Vegetables that you may eat at will include artichokes, asparagus, green beans, wax beans, black beans, chickpeas, pigeon peas, soybeans, split peas, broccoli, bok choy, cabbage, cauliflower, celery, collard greens, cucumber, eggplant, lettuce, vegetable juice (limit to 6 ounces a day), tomato (1 per day), mushrooms, mustard greens, okra, onion (1/2 per day), peppers, pickles (dill), radishes, rhubarb, sauerkraut, snow peas, spinach, alfalfa sprouts, spaghetti squash, summer squash, yellow squash and zucchini.

Avoid starchy vegetables including beets, carrots, corn, potatoes, sweet potatoes and yams.

Olive oil and canola oil are your best choices of fats. Others include corn oil, safflower oil, soybean oil, mayonnaise and salad dressing that has less than 3 grams of sugar.

You may use the following toppings, some of which must be used in limited quantities: hot sauce, salsa (2 tbsp.), soy sauce (1/2 tbsp.) and whipped topping (2 tsp.). You may use lemon juice and all spices that do not contain sugar.

Sometimes simple trumps high

It still can be, obviously, but we’re far better equipped to deal with the elements.Our first tent, for instance, was a canvas behemoth that weighed more than a mini van, and was about as waterproof as a vegetable strainer.One of the first times we coaxed my less than enthusiastic father to come camping, it rained (of course).Actually, it did more than rain. It hosed. It deluged. It rivered through the tent.Poking a cranky bear in the butt with a sharp stick would have elicited a more congenial response than what was being emoted by dad at the time. It was to be the last occasion we would share the joys of tenting with dear old pa.We eventually upscaled to nylon pup tents. They were a vast improvement in terms of weight over the canvas warehouse. But waterproof? Technology still had a long way to go in that regard.Ditto sleeping bags. Goose down was lightweight and warm, but in a leaky tent well, it was like sleeping in a roll of soggy tofu.And if you had a mummy bag, like I did, you’d wake up in the morning with the string closure knotted around your neck and the metal zipper hopelessly jammed.
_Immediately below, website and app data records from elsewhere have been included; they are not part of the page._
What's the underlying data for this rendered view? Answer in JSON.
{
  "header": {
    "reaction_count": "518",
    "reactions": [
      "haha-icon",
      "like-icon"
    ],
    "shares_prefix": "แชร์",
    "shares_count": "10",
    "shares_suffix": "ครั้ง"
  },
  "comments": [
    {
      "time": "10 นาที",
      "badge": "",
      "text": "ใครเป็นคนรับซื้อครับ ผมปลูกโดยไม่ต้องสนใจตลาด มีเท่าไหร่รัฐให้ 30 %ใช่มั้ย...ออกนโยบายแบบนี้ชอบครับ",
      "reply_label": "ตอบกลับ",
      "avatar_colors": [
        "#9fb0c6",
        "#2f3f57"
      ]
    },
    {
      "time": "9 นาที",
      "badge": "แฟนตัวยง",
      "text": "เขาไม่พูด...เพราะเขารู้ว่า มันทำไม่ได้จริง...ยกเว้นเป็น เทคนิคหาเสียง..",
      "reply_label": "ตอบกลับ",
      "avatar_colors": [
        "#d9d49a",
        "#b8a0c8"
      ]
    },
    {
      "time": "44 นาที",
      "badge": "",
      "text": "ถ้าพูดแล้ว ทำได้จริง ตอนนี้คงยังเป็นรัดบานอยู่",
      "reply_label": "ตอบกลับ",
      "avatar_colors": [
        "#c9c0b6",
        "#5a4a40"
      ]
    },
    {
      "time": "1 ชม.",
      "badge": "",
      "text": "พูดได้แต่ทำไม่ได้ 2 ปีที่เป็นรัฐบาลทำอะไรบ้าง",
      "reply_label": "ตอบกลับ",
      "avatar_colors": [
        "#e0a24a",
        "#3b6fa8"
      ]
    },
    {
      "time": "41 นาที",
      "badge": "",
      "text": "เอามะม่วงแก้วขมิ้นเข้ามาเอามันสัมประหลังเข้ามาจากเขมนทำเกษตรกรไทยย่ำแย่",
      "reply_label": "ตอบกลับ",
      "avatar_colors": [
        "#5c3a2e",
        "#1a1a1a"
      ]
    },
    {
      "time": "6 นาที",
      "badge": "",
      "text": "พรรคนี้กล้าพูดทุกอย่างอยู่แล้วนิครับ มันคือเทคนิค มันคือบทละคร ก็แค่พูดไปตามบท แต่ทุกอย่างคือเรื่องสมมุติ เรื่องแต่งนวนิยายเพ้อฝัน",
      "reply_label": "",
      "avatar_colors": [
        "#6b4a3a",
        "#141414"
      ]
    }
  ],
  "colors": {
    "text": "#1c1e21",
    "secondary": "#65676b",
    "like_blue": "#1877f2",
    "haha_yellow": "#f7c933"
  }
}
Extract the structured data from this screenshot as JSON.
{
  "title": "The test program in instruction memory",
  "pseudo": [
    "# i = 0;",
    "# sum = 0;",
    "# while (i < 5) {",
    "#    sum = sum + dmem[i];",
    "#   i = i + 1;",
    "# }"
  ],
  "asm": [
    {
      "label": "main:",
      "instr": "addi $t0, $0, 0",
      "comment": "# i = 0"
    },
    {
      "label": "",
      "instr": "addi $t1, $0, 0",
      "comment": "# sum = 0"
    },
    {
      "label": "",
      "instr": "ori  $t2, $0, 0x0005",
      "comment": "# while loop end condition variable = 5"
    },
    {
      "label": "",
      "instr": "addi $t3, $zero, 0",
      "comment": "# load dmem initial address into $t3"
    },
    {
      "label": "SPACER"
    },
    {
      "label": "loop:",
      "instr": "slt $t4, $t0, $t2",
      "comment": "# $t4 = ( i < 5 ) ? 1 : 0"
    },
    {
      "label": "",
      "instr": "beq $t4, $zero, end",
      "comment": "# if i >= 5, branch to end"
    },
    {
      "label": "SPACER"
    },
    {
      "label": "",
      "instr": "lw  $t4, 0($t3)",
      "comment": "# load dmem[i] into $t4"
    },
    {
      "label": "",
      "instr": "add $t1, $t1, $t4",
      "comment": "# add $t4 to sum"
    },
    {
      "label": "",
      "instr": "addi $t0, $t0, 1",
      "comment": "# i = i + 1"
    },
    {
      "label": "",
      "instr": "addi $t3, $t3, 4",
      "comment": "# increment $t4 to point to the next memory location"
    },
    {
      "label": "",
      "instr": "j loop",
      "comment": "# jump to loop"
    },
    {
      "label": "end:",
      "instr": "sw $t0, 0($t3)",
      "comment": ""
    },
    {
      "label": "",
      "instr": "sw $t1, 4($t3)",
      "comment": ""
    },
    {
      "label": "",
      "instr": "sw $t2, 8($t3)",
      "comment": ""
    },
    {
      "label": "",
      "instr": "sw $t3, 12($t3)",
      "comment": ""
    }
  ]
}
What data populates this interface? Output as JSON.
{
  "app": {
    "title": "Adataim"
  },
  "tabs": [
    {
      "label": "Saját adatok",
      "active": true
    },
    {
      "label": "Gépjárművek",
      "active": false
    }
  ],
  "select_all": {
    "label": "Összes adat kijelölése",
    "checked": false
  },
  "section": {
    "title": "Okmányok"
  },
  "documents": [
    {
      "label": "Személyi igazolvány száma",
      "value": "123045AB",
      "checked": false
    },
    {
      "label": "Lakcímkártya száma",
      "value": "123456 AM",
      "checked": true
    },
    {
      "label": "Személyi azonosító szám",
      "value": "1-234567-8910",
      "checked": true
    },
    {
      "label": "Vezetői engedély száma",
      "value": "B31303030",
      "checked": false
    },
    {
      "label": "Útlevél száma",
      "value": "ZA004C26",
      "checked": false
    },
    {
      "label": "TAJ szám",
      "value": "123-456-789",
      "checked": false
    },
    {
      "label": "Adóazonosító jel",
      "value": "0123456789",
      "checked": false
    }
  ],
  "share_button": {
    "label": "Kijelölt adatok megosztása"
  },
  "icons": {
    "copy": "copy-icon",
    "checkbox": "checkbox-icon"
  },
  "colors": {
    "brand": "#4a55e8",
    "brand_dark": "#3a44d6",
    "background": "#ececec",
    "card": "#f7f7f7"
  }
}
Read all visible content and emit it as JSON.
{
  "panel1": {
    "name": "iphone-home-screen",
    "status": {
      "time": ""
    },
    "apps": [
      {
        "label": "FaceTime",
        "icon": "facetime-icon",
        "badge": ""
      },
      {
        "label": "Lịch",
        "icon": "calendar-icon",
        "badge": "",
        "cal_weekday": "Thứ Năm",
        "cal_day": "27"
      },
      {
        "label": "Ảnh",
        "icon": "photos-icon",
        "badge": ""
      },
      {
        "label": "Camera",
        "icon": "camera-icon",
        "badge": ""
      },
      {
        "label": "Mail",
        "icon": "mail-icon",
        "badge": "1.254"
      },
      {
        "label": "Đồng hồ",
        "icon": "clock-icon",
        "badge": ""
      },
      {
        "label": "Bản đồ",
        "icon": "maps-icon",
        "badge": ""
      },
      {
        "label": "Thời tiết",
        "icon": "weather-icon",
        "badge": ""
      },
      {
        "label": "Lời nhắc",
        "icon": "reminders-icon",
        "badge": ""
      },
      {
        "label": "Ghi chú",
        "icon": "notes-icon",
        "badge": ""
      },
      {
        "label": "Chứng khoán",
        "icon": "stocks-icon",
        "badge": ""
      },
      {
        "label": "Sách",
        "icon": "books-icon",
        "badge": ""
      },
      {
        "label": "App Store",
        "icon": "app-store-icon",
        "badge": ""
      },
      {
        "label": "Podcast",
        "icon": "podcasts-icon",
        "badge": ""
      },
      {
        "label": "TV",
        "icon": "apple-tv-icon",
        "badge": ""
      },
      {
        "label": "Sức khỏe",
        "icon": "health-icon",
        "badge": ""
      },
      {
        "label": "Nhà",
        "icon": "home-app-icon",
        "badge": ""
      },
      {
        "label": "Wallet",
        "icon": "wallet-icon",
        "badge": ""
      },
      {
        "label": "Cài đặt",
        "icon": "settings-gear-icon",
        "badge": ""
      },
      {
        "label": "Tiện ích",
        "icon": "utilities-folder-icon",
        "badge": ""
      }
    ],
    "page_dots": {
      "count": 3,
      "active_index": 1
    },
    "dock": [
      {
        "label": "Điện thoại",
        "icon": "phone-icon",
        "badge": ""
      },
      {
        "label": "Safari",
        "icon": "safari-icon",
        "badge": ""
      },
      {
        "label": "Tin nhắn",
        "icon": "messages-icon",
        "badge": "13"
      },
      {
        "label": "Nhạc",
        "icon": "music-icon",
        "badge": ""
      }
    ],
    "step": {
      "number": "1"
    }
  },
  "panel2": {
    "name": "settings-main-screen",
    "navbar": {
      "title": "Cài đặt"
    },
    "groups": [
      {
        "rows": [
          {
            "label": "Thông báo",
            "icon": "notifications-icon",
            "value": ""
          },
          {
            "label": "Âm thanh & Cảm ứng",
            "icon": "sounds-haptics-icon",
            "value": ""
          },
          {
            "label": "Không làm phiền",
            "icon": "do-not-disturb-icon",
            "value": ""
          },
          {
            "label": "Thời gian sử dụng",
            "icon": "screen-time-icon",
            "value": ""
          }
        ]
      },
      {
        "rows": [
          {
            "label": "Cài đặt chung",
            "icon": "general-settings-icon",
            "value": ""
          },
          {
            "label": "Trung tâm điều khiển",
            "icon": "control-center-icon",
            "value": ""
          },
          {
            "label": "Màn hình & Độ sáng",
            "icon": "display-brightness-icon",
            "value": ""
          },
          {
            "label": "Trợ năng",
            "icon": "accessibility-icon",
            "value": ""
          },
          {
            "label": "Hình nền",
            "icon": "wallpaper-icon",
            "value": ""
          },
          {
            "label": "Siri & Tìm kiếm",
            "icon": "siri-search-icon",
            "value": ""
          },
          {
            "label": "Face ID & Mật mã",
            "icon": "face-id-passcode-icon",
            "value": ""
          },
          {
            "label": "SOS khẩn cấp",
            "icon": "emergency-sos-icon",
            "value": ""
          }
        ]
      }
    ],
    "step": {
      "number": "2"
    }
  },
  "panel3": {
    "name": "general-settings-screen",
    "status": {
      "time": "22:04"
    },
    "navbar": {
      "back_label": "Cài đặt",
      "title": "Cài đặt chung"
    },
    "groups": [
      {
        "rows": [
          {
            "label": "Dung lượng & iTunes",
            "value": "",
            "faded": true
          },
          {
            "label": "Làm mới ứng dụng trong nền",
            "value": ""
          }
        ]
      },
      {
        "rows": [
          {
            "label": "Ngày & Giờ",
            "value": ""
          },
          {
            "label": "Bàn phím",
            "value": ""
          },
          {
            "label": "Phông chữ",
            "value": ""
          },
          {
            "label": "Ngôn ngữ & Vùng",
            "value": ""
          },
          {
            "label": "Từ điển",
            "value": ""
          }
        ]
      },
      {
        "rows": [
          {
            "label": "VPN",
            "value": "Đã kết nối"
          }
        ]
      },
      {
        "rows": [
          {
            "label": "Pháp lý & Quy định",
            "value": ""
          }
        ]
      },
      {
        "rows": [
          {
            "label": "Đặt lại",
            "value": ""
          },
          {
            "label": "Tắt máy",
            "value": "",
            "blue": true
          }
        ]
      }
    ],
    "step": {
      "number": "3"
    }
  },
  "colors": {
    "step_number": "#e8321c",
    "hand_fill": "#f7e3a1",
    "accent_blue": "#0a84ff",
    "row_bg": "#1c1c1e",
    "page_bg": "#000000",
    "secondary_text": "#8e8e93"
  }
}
And there you’d be, arms pinned to your sides, fighting back the claustrophobia, imagining the searchers finding you in several weeks, fatally entombed in your nylon cocoon.The sleeping pads were quite something, too. You could go with the standard thick foam type, but they’d only roll down to the size of a double wide futon.Or, you could get the thin, dense foam units, which stowed easily, and weighed only a few scant ounces.But then you’d have a whole new appreciation for the story of the Princess and the Pea.A tiny pine cone under one of those things was akin to trying to sleep while draped over a lawnmower.Yet those weight savings were all important, because although the backpacks of the day were transitioning from wood frames to aluminum tubing, the manufacturers still hadn’t fully grasped the concept of ergonomic design.Therefore, the equation was simple: More weight equals more pain.For me, the bliss of backpacking wore off over the years, regardless of the high tech advances.The only “packing” I do now is if I’m fortunate enough to get game. And in that regard, I’ve found the ultimate solution.My two regular partners both have about a half a foot in height, and 50 pounds of muscle mass over me.Now it’s just a matter of a friendly “Fetch!” There are still occasions when brute force trumps technology.There is one thing about the great outdoors that science has never improved upon, nor should it.And on one of my recent trips, I must say, I sorely missed this particular aspect.Due to extremely dry conditions, we had to pass on a camp fire.If you love the outdoors, you know that an evening fire is integral to the experience. There is just nothing like the penetrating warmth, and the swirling colours of a wood blaze.